▶ [REQUIREMENT]: Isolate every line in the data with the string "this" and copy it.

MATERIALS PROVIDED section start

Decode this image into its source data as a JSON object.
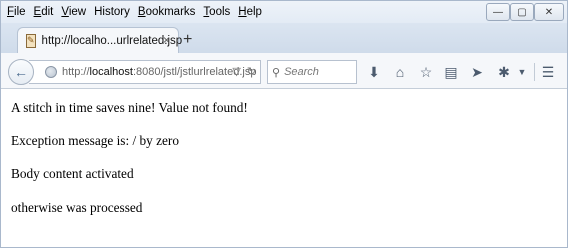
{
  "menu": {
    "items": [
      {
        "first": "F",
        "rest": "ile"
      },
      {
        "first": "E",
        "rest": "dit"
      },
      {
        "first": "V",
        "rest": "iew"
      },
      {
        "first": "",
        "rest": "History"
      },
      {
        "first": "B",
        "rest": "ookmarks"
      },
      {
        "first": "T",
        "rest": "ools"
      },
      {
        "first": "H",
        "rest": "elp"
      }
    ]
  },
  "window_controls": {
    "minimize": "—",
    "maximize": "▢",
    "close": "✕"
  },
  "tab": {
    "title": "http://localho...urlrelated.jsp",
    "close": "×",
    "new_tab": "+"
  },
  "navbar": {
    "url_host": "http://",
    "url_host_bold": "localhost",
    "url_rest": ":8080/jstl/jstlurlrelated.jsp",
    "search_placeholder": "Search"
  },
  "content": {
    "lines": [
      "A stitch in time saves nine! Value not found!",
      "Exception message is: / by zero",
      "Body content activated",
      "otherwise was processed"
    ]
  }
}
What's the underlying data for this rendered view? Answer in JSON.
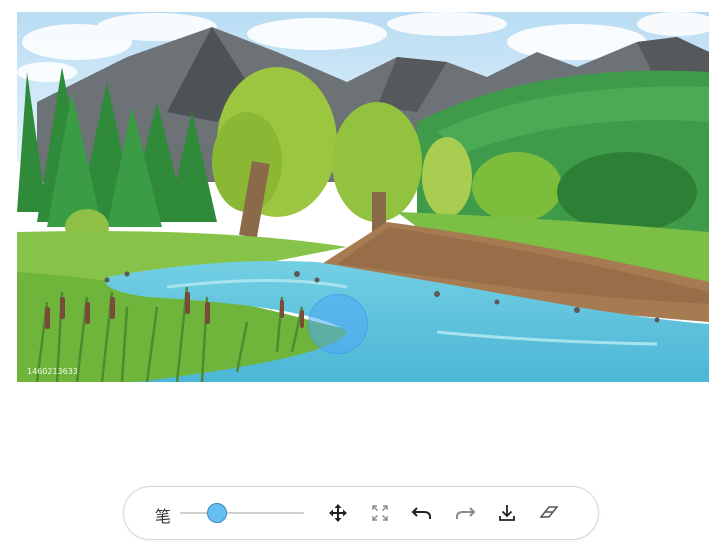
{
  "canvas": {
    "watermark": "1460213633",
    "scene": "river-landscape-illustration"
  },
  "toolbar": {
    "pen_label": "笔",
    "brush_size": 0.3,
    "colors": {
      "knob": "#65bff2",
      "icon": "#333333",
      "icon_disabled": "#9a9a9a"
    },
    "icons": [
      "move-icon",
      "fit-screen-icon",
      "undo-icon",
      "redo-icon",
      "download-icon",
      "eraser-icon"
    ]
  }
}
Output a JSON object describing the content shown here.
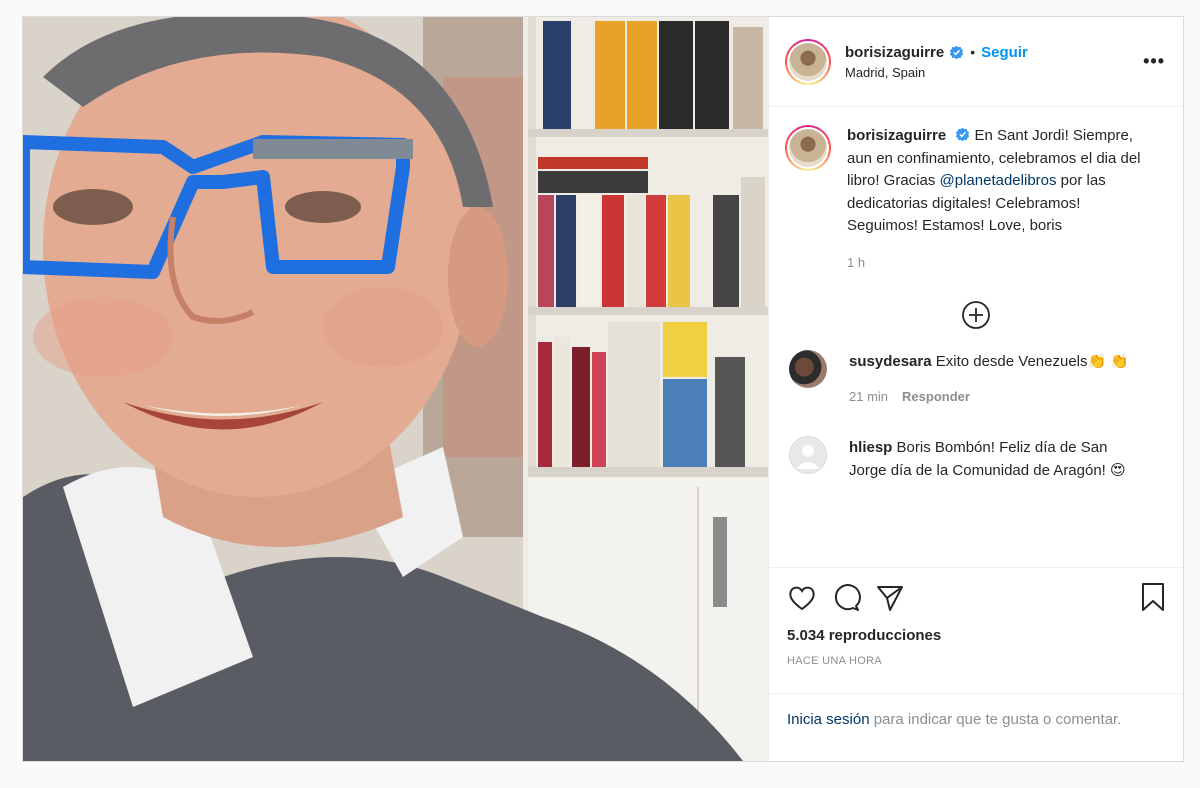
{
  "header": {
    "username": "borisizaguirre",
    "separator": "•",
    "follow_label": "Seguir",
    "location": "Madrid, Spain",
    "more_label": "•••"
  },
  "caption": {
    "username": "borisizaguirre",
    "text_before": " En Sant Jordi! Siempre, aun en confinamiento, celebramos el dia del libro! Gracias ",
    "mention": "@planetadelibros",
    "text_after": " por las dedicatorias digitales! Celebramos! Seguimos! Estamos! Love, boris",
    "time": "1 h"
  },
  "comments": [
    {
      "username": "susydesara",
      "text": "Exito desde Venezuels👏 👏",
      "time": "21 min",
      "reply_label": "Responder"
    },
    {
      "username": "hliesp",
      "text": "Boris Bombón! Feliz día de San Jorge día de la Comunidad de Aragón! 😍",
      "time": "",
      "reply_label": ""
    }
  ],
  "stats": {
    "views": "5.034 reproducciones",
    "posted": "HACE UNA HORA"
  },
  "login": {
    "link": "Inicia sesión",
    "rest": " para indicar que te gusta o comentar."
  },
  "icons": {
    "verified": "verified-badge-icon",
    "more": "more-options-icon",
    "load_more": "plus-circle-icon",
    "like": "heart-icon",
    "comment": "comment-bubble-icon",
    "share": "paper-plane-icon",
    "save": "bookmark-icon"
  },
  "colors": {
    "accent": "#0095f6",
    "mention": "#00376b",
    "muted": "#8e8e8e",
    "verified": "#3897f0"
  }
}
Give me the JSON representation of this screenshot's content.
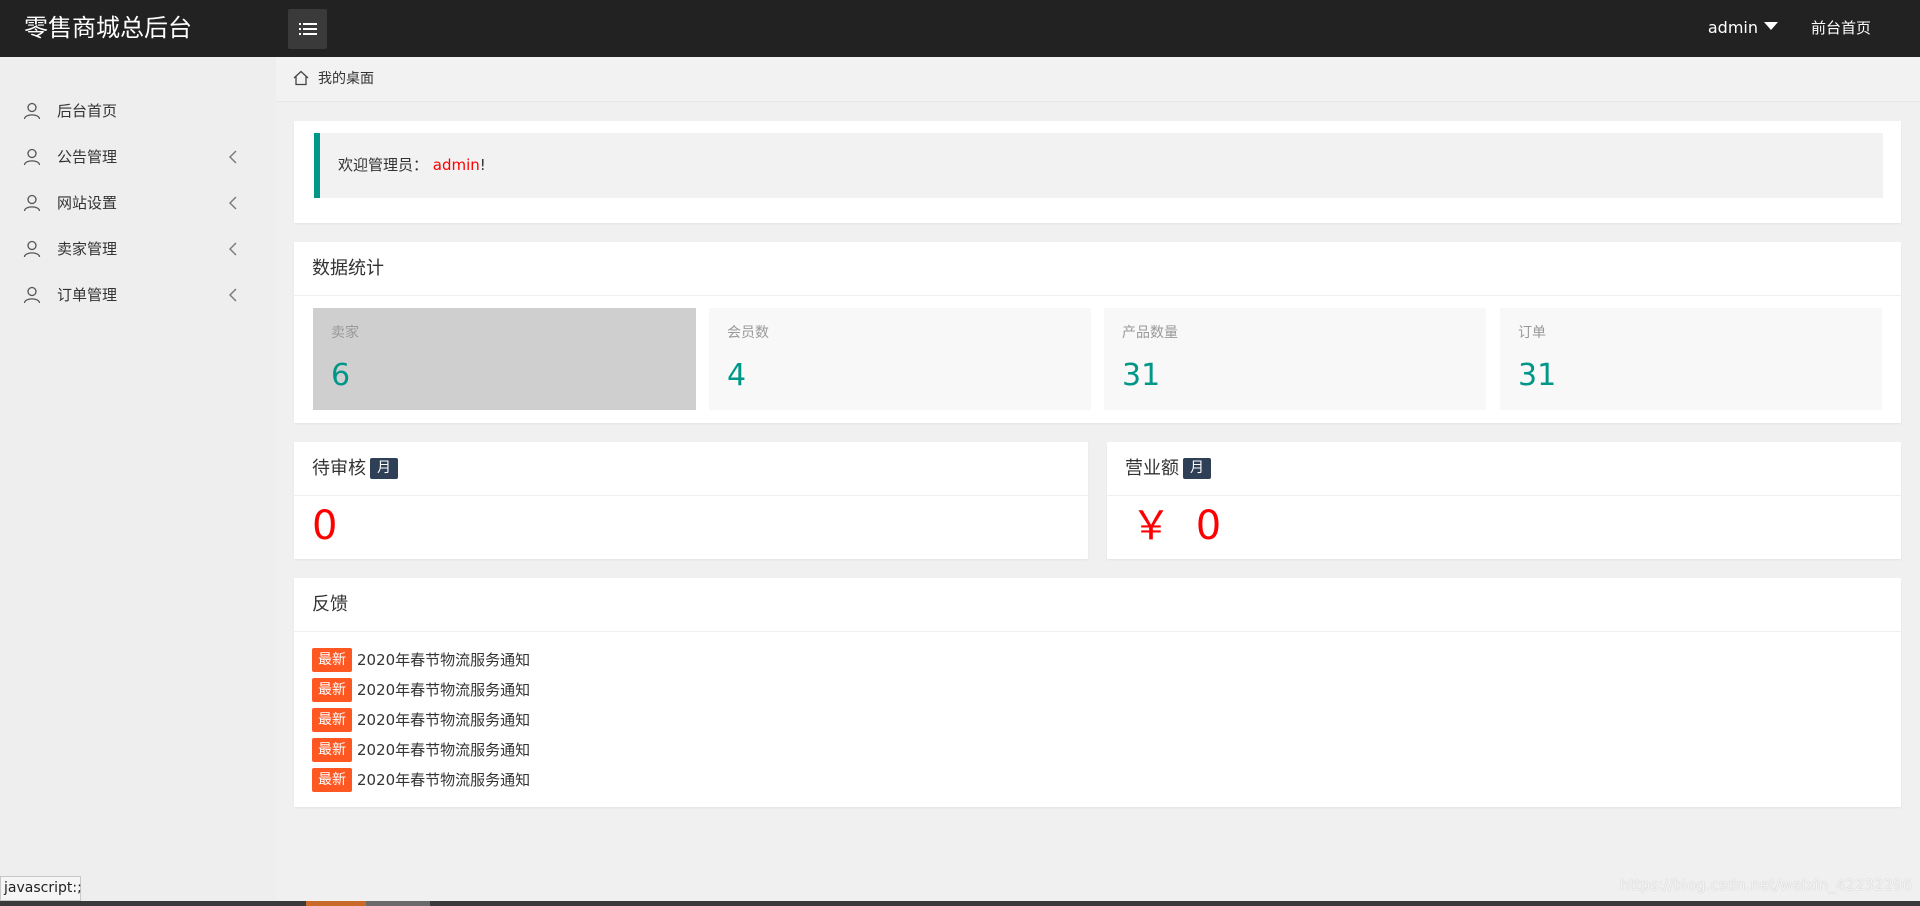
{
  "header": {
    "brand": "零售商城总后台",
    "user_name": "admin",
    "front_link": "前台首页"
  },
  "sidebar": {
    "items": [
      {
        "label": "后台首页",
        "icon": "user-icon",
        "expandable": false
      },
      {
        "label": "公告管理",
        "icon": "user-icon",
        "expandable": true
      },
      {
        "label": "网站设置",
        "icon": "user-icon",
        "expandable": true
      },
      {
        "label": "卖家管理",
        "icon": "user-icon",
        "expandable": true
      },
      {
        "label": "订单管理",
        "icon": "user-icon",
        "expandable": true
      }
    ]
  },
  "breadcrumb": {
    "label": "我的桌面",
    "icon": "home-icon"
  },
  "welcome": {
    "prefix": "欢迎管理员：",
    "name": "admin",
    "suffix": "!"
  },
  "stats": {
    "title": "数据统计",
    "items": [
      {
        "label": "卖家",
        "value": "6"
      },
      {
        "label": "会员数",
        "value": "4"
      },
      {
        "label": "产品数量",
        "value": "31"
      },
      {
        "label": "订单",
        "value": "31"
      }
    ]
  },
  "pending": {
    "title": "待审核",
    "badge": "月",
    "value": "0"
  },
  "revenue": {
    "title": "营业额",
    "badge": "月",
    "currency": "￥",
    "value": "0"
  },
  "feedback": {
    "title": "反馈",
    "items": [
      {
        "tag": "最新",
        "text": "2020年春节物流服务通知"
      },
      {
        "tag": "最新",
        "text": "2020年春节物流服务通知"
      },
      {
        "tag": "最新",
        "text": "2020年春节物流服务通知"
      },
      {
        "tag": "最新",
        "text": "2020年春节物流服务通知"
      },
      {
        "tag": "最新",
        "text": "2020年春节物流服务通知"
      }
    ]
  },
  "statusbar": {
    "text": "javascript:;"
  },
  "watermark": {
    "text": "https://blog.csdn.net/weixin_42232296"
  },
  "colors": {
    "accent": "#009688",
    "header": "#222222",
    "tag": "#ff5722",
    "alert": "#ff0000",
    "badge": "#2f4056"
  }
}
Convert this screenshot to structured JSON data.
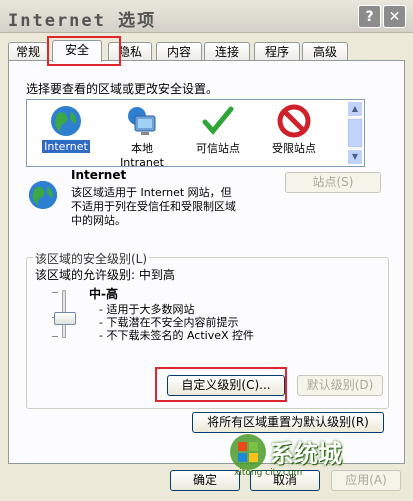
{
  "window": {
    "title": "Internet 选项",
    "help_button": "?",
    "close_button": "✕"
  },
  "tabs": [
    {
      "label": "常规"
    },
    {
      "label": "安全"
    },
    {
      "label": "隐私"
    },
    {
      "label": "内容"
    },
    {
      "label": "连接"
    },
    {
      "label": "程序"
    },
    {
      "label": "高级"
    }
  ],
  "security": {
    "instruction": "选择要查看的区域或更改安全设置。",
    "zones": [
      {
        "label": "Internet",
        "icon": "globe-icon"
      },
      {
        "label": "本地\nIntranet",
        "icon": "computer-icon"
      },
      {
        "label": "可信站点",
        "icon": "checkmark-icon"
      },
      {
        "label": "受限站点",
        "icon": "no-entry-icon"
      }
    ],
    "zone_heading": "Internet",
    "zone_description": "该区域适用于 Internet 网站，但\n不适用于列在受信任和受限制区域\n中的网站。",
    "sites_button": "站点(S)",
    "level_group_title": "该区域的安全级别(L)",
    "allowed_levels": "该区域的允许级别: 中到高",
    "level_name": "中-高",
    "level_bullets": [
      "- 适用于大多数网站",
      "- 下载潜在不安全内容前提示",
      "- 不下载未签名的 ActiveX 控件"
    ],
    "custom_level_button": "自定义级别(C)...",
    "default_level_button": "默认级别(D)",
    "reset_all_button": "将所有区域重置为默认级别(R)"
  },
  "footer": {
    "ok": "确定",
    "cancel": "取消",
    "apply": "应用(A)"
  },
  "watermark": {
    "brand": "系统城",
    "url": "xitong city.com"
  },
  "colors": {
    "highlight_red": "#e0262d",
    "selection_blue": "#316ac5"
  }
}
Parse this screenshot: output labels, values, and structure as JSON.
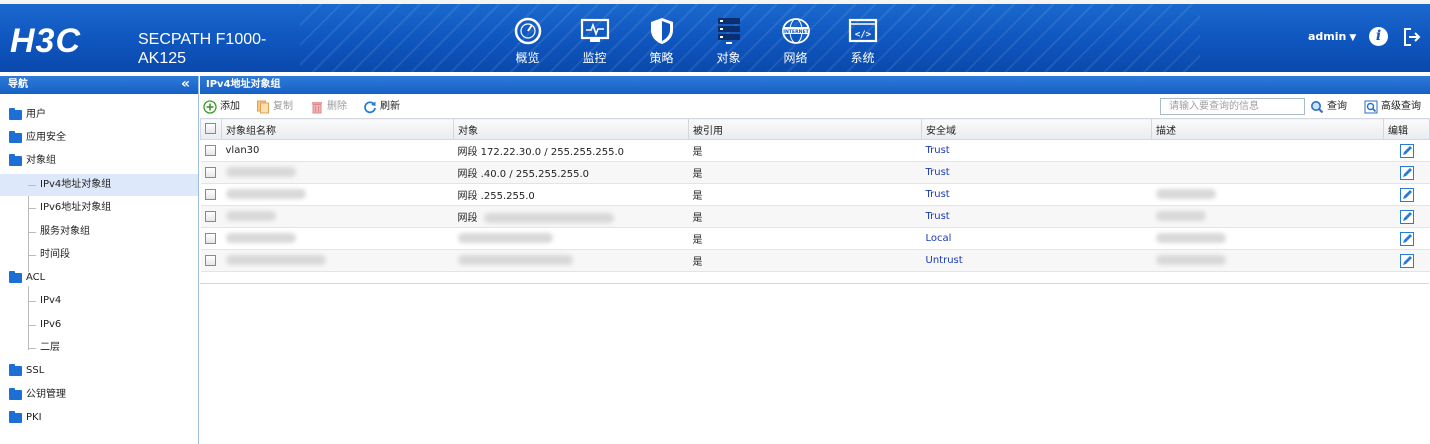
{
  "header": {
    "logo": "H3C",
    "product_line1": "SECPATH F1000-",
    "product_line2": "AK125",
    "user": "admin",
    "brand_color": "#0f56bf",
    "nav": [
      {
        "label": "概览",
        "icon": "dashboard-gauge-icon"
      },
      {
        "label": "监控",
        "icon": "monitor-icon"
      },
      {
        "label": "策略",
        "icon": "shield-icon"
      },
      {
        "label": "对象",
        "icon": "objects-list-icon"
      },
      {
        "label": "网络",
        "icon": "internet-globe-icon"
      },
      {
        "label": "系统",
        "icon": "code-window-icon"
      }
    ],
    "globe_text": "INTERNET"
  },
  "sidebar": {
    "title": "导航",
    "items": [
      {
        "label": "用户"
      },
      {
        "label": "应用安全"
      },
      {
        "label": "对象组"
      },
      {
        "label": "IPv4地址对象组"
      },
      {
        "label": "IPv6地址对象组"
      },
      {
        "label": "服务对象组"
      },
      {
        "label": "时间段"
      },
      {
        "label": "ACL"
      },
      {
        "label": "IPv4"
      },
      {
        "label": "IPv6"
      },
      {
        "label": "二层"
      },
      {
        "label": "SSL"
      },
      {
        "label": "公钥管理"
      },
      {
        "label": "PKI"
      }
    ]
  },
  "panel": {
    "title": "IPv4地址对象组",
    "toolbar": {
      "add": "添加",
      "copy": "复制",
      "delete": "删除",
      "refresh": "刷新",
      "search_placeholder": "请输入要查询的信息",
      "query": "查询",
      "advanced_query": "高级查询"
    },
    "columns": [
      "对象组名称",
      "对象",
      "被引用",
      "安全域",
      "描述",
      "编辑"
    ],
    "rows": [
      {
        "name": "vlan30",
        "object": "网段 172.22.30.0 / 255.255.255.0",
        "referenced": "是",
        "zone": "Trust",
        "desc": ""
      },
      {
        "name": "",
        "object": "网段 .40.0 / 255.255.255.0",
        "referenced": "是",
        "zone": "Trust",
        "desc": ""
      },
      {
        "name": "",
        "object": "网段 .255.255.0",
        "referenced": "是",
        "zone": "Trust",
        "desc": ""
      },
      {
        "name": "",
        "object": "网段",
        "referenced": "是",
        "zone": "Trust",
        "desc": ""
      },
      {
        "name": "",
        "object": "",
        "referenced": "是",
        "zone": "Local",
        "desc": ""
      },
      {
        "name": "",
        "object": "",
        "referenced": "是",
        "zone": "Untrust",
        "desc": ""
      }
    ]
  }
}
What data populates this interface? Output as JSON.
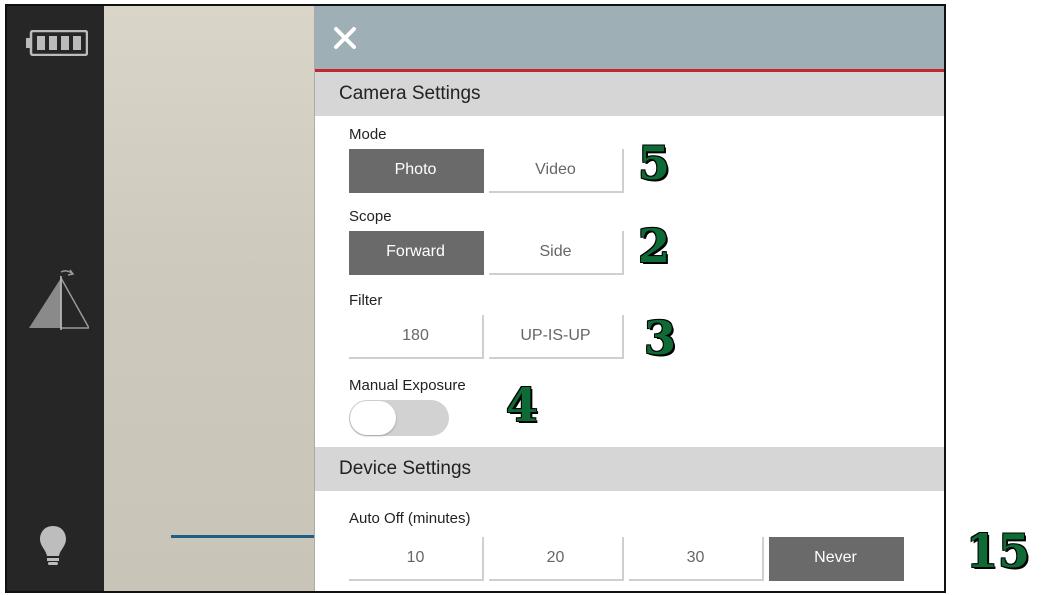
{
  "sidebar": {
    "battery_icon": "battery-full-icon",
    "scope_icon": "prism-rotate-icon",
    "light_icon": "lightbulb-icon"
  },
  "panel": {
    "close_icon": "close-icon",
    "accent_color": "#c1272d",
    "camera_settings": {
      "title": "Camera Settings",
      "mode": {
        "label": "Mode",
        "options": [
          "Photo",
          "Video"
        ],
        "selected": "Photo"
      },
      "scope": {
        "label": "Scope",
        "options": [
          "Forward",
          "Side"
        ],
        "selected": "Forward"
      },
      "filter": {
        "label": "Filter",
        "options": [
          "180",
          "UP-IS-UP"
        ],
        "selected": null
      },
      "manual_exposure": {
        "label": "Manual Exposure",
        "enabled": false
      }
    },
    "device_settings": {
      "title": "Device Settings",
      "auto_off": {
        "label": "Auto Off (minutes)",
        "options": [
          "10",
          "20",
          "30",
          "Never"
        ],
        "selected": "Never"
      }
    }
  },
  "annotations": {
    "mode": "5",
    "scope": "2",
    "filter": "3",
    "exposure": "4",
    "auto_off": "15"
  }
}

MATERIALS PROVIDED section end

▶ [WRITTEN RESPONSE]:
Decode this image into its source data as a JSON object.
What's the underlying data for this rendered view? Answer in JSON.
Give me the JSON representation of this screenshot's content.
Convert this screenshot to structured JSON data.
Parse this screenshot: output labels, values, and structure as JSON.
What data populates this interface? Output as JSON.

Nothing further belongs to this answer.